|Make no mistake about it...this girl will fuck you up.|
2) And in keeping with its status as a hardboiled mystery, the mystery Mikael and Lisbeth uncover is not the mystery they--well, Mikael--were hired to solve. That mystery is solved off-panel, in a way that is almost off-handed but manages to give us what most hardboiled mysteries lack--a genuinely happy ending.
3) You know, I've made some noise in previous Ten Statements about the unlikelihood of the romantic relationships in some films where there's a notable age difference. Well...here it actually works, thanks in part to the performance and chemistry between Michael Nyqvist's Mikael and Noomi Rapace's Lisbeth. And while I'm not sure if this is the strength of the script or the source material, it works precisely because it's so problematic to the two leads; when Lisbeth admits to her mother toward the end 'Yes, there is someone...but you never fall in love," you know she's lying a little bit, and you know she's actually happy with it because their feelings emerged organically.
4) I really have to wonder if the American remake will have the courage to keep the two leads separate for over an hour of their film's running time. If they choose not to, it'll be a shame--one of the reasons I was engaged during that hour was trying to figure out how their two stories would intersect. And speaking of that American remake...
|See this plotline?
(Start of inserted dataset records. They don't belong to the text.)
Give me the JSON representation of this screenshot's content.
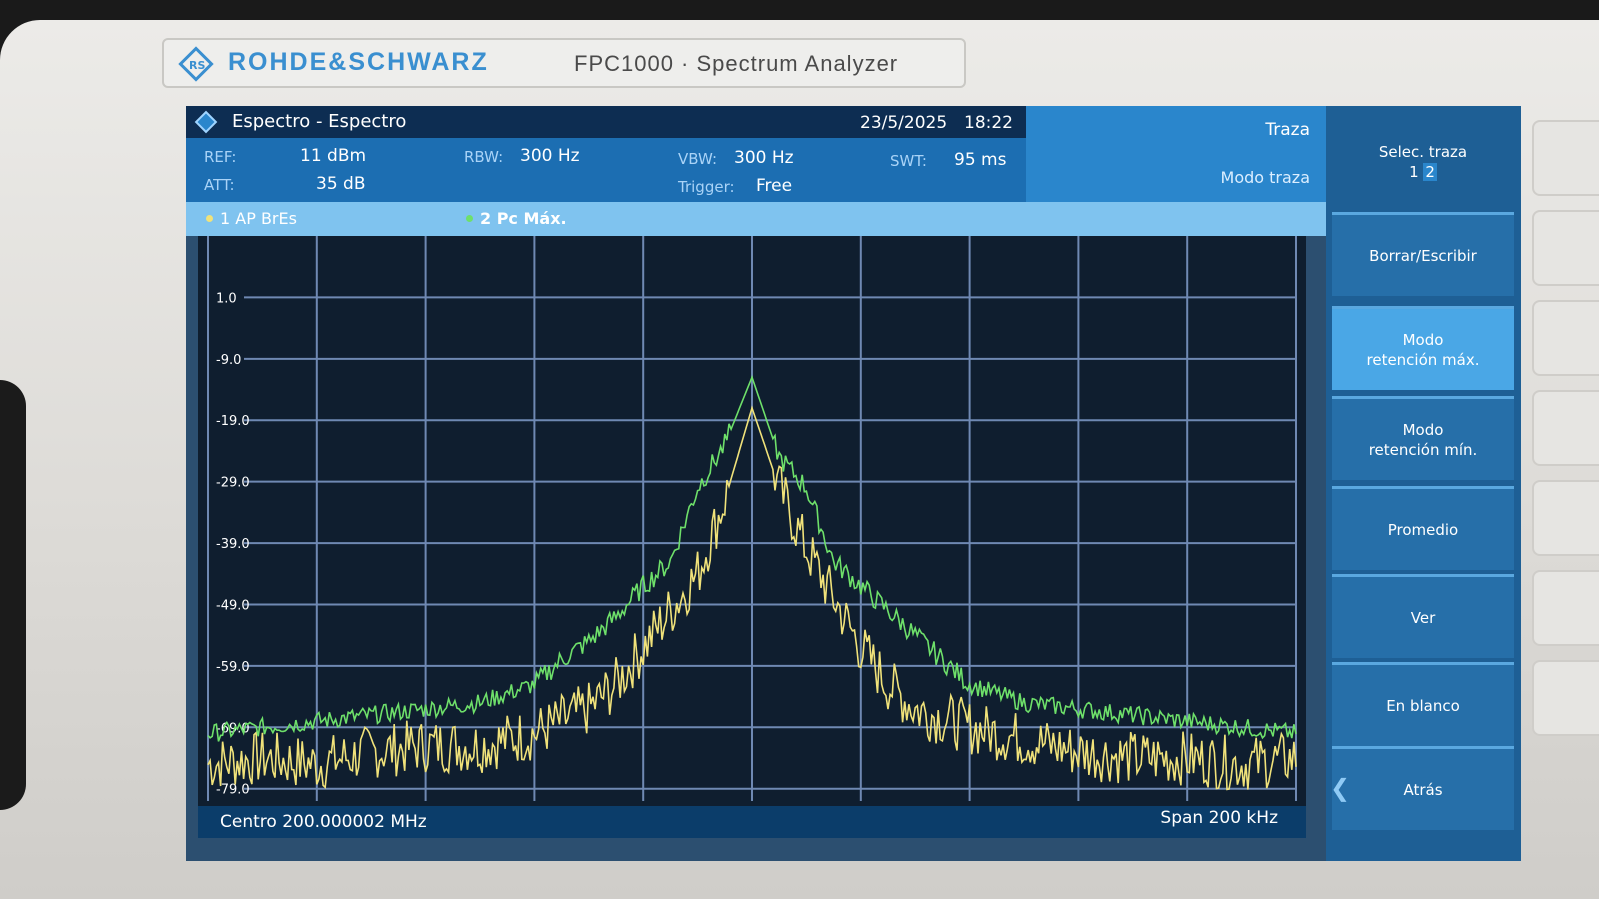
{
  "device": {
    "brand": "ROHDE&SCHWARZ",
    "model": "FPC1000 · Spectrum Analyzer"
  },
  "titlebar": {
    "title": "Espectro - Espectro",
    "date": "23/5/2025",
    "time": "18:22"
  },
  "settings": {
    "ref_label": "REF:",
    "ref_value": "11 dBm",
    "att_label": "ATT:",
    "att_value": "35 dB",
    "rbw_label": "RBW:",
    "rbw_value": "300 Hz",
    "vbw_label": "VBW:",
    "vbw_value": "300 Hz",
    "trigger_label": "Trigger:",
    "trigger_value": "Free",
    "swt_label": "SWT:",
    "swt_value": "95 ms"
  },
  "trace_panel": {
    "header": "Traza",
    "mode_label": "Modo traza"
  },
  "legend": {
    "trace1": "1 AP BrEs",
    "trace2": "2 Pc Máx."
  },
  "bottombar": {
    "center": "Centro 200.000002 MHz",
    "span": "Span 200 kHz"
  },
  "softkeys": {
    "select_trace_label": "Selec. traza",
    "select_trace_1": "1",
    "select_trace_2": "2",
    "clear_write": "Borrar/Escribir",
    "max_hold_1": "Modo",
    "max_hold_2": "retención máx.",
    "min_hold_1": "Modo",
    "min_hold_2": "retención mín.",
    "average": "Promedio",
    "view": "Ver",
    "blank": "En blanco",
    "back": "Atrás"
  },
  "colors": {
    "trace1": "#f0e27a",
    "trace2": "#6ee06a",
    "grid": "#6f89b3",
    "active_softkey": "#4aa7e6"
  },
  "chart_data": {
    "type": "line",
    "x_axis": "frequency",
    "x_center": "Centro 200.000002 MHz",
    "x_span": "Span 200 kHz",
    "ylim": [
      -81.0,
      11.0
    ],
    "yticks": [
      "1.0",
      "-9.0",
      "-19.0",
      "-29.0",
      "-39.0",
      "-49.0",
      "-59.0",
      "-69.0",
      "-79.0"
    ],
    "grid": true,
    "series": [
      {
        "name": "2 Pc Máx.",
        "color": "#6ee06a",
        "x": [
          -100,
          -90,
          -80,
          -70,
          -60,
          -50,
          -40,
          -35,
          -30,
          -25,
          -20,
          -15,
          -10,
          -5,
          0,
          5,
          10,
          15,
          20,
          25,
          30,
          35,
          40,
          50,
          60,
          70,
          80,
          90,
          100
        ],
        "values": [
          -70,
          -69,
          -68,
          -67,
          -66,
          -65,
          -62,
          -58,
          -55,
          -51,
          -46,
          -42,
          -30,
          -23,
          -12,
          -25,
          -30,
          -42,
          -46,
          -50,
          -54,
          -58,
          -62,
          -65,
          -66,
          -67,
          -68,
          -69,
          -70
        ]
      },
      {
        "name": "1 AP BrEs",
        "color": "#f0e27a",
        "x": [
          -100,
          -90,
          -80,
          -70,
          -60,
          -50,
          -40,
          -30,
          -25,
          -20,
          -15,
          -10,
          -5,
          0,
          5,
          10,
          15,
          20,
          25,
          30,
          40,
          50,
          60,
          70,
          80,
          90,
          100
        ],
        "values": [
          -75,
          -74,
          -75,
          -73,
          -72,
          -72,
          -70,
          -66,
          -62,
          -56,
          -50,
          -44,
          -32,
          -17,
          -30,
          -40,
          -48,
          -56,
          -62,
          -66,
          -69,
          -71,
          -73,
          -74,
          -74,
          -75,
          -74
        ]
      }
    ]
  }
}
It will never be mentioned again...|
6) I know Rapace already has Sherlock Holmes: Book of Shadows in the can...but please, Lord, prevent her from going down the Casey Mulligan Road. This woman is too, too good an actress, with an intensity that seems to suck the light away from the air around her, to be reduced to just another cookie-cutter ingenue.
7) I know people are going to ask about my thought concerning the probationary subplot....I recognize that it's essential to establishing Lisbeth's moral code and gives us a clue as to the trauma in her background....but it's extremely uncomfortable to watch, and I can't imagine it making it to the American version.
8) I am so grateful that the American release of this film went with the title of the novel, as the Swedish title would have tipped off the viewer to a major plot point....
|This man is going to regret doing this to Lisbeth in about|
fifteen minutes time....
9) Oddly enough--given how so many critics talk about the violence being extreme, the only real violence we see is from the above mentioned probationary subplot. We see a lot of aftermath (one sequence, where Mikael and Lisbeth are brought to the scene of a long-ago crime, and as the camera moves with them we see the actual body as it was found back in the 50's is both beautiful and chilling), but the rest is done very subtlely...another thing I worry might be out the window come the American version.
10) If there is a flaw, it's in the sketchiness of Mikael's background. There's an implied relationship with a co-worker, some other stuff about his career...but nothing else. His history is so weak that when he mentions he's divorced at one point, I was actually shocked.
Overall...a very powerful film that serves as a legitimate noir mystery, centered around a credible team of investigators and a truly viscous performance by Rapace.
This DVD also contained a number of trailers, including one for the sequel, The Girl Who Played With Fire. The one that truly surprised me, and makes me curious to see it, is OSS-117: Lost In Rio, apparently a spy spoof set in 1960's Cuba featuring a clueless secret agent that looks like stupid fun.